As the two clubs get set for Game 5 of the Stanley Cup Final on Thursday at PPG Paints Arena, social media and some mainstream media members have cast a long look at Murray, who allowed eight goals on 58 shots in losses in Games 3 and 4 in Nashville.
"I thought I was OK in Game 3, obviously not great. I thought I was pretty good in Game 4," Murray said Wednesday.
There is at least some sentiment for Pittsburgh to go back to goalie Marc-Andre Fleury, who started the first 15 playoff games following an injury to Murray in the warmup before the Penguins' postseason opener.
Pittsburgh coach Mike Sullivan isn't talking about any lineup changes. Neither was Murray when asked if he knew who will start Thursday.
"Even if I did, I would not tell you," he said.
A change seems unlikely, and Fleury begged off of any controversy.
"It's out of my hands," he said. "What I've got to do is try to stay ready in practices if they need me."
Murray downplayed some criticism that he has been vulnerable to shots on his glove side.
"I work on everything. I work on my entire game," he said. "If they want to shoot glove (side), then I say go ahead and shoot glove."
It was just last week when Rinne was facing some similar heat after allowing eight goals on 36 shots in Games 1 and 2 and getting pulled in Game 2.
Nashville coach Peter Laviolette similarly would not commit to starting Rinne in Game 3, but he later admitted he never really considered a switch.
After two Predators wins in a row to tie the series, Rinne's first experience in the Cup Final has become a lot more pleasant.
"Amazing," he said. "Obviously, you don't want to look back yet. Been playing for a long time, never had this opportunity. It means everything to me right now. Just living my dream right now."
PHIL KESSEL STRUGGLING
Pittsburgh sniper Phil Kessel is tied for third this postseason with 20 points, but he has just one point, an assist, this series and has gone six games without a goal.

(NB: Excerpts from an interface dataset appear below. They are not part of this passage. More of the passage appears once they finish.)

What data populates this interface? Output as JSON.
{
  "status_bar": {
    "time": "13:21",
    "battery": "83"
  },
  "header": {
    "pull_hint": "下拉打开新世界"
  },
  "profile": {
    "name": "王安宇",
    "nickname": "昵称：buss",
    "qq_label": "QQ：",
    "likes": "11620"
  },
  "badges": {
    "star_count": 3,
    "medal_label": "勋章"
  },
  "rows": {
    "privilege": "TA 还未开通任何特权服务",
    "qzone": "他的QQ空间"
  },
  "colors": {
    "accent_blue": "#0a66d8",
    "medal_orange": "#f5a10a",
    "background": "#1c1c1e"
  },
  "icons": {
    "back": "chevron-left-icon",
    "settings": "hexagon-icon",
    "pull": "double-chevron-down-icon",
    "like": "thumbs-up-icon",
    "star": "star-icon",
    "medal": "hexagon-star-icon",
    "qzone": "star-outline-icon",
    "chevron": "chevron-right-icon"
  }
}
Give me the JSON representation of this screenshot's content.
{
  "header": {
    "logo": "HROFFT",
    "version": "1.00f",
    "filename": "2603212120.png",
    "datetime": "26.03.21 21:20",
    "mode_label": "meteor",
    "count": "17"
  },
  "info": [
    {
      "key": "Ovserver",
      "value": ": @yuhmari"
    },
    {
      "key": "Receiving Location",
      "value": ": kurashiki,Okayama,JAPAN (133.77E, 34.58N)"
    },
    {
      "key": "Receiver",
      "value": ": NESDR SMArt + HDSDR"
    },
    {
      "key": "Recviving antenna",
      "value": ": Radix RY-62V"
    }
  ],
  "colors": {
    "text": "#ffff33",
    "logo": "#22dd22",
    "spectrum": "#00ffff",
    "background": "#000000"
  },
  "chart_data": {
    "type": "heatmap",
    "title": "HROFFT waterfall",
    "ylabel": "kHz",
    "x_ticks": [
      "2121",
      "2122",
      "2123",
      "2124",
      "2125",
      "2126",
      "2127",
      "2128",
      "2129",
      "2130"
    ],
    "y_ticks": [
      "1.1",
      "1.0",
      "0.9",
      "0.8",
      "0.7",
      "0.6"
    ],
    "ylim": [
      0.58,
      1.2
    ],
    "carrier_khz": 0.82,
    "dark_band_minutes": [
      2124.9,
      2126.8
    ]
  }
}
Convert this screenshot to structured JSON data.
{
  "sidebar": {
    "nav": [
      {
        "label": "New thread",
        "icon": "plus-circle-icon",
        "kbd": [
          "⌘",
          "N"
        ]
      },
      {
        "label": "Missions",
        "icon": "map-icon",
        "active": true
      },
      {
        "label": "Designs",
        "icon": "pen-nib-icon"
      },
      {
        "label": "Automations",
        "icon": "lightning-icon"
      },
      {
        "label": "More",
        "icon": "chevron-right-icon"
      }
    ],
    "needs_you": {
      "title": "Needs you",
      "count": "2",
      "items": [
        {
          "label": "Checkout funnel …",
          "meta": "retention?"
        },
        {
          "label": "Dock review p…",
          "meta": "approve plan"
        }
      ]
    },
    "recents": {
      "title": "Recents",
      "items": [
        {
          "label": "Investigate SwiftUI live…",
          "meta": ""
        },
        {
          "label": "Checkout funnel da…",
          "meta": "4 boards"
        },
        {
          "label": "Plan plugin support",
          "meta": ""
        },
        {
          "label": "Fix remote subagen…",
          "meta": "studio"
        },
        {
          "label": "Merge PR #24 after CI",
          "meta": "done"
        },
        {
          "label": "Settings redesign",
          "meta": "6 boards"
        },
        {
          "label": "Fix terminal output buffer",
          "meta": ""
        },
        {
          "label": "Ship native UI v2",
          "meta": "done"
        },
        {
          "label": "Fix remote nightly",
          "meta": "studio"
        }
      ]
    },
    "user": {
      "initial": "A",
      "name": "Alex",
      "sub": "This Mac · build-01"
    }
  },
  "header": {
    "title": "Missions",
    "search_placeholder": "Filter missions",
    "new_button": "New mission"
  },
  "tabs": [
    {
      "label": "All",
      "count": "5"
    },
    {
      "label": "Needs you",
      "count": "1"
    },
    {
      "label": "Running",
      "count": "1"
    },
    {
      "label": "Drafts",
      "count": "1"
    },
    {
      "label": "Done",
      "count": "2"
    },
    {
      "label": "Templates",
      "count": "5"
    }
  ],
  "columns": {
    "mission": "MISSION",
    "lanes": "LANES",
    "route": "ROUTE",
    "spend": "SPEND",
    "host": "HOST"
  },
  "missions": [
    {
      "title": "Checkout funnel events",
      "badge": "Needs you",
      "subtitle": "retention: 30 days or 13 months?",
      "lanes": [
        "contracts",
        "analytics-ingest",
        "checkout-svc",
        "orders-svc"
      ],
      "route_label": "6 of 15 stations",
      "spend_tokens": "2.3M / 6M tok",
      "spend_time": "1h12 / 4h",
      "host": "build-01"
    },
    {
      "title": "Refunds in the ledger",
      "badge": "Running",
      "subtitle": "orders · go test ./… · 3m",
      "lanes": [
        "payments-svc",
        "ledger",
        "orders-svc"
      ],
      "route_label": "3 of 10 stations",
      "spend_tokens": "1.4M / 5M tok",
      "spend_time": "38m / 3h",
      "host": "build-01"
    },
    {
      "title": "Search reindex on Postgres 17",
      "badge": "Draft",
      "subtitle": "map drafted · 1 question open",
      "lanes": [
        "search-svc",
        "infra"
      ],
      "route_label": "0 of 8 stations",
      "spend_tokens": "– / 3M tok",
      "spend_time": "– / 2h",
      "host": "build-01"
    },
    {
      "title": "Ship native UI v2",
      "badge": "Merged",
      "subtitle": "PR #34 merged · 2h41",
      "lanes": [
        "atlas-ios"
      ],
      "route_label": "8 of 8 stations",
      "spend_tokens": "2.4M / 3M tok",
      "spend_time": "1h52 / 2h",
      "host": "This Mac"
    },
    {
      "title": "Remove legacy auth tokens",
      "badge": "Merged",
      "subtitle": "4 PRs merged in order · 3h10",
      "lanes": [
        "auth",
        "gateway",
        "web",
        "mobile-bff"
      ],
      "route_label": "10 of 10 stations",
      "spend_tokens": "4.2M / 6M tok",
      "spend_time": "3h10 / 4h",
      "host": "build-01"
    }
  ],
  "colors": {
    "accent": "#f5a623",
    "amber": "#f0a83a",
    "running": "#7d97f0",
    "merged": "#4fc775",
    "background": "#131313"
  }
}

Center and oft-linemate Evgeni Malkin boldly predicted Kessel will break that slump Thursday.
"He'll score. It's his time to score," Malkin said. "He's a great player. He likes to play in tough situations. Now it's time for leadership to show in big games. Time to score. We play at home. It's our building, our emotion."
Kessel had eight shot attempts in Game 4 -- two that were stopped by Rinne, three that were blocked and three that missed the net.
"I missed the net a couple times where I probably should have hit the net," Kessel said.
Not to worry, Malkin said.
"I feel it," Malkin said. "He has waited a long time. He hasn't scored in a long time. Now it's time. Last game I think he showed his best game in this series. He plays so hard. I believe. I feel it."
SULLIVAN GETS POINTERS FROM LEMIEUX
Sullivan has a booming voice and mostly is all business during press conferences. He broke that demeanor Wednesday when a local radio reporter got his tongue tied and inadvertently called Sullivan "Mario."
Sullivan smiled and said being referred to as Penguins co-owner and Hall of Fame center Mario Lemieux "brightened my week."
He also took the opportunity to talk about getting pointers from Lemieux, who led the Penguins to two Cups as a player. Lemieux has been a regular at playoff games and around the Pittsburgh locker room afterward.
"He comes down, shares his insight. We certainly value what he brings," Sullivan said. "Obviously, he thinks the game on a certain level that most people don't think the game. We value his input.
"Mario is great because he does entrust us with making the right decisions. He does empower us to do our jobs, which we're very appreciative of. But we certainly value his insights and his observations."
LAVIOLETTE LAID BACK
Laviolette is probably even more stoic than Sullivan, especially at the daily news conferences during the Final, but he said he does crack that veneer occasionally.
"I think we have fun. I mean, we do laugh a little bit," Laviolette admitted.
"But it is business, too. There's a lot of work that has to be done on a daily basis for everybody, not just coaches or not just players. There's the organization, the guys on video, the equipment, the trainers. It is business. I don't think you get to this point if you aren't (about the) business.
"A lot of times what you see up here, you're asking direct questions about the game or about a situation. I do think it is a lot of business. But, believe it or not, I do smile once in a while."
Pittsburgh's transition game has missed top defenseman Kris Letang. He skated in a track suit before practice Wednesday, but that is just part of his four- to-six-month recovery plan after he had disc surgery on his neck in mid-April.
On Tuesday, Sullivan shot down reports that Letang had an outside chance to return in this series.
Pittsburgh could still be without center Nick Bonino (left foot/ankle) for the third straight game. He watched practice.
Nashville center Colin Wilson, who has an undisclosed injury, could make his Final debut, as there is a chance to be cleared to play.
"He can get down low and hang onto pucks and really be physical offensively," Predators winger Austin Watson said. "Going with our game plan, we'd like to get down there, disrupt their defense, play with the puck and possession -- he's great at that. He can definitely be a helpful guy for us."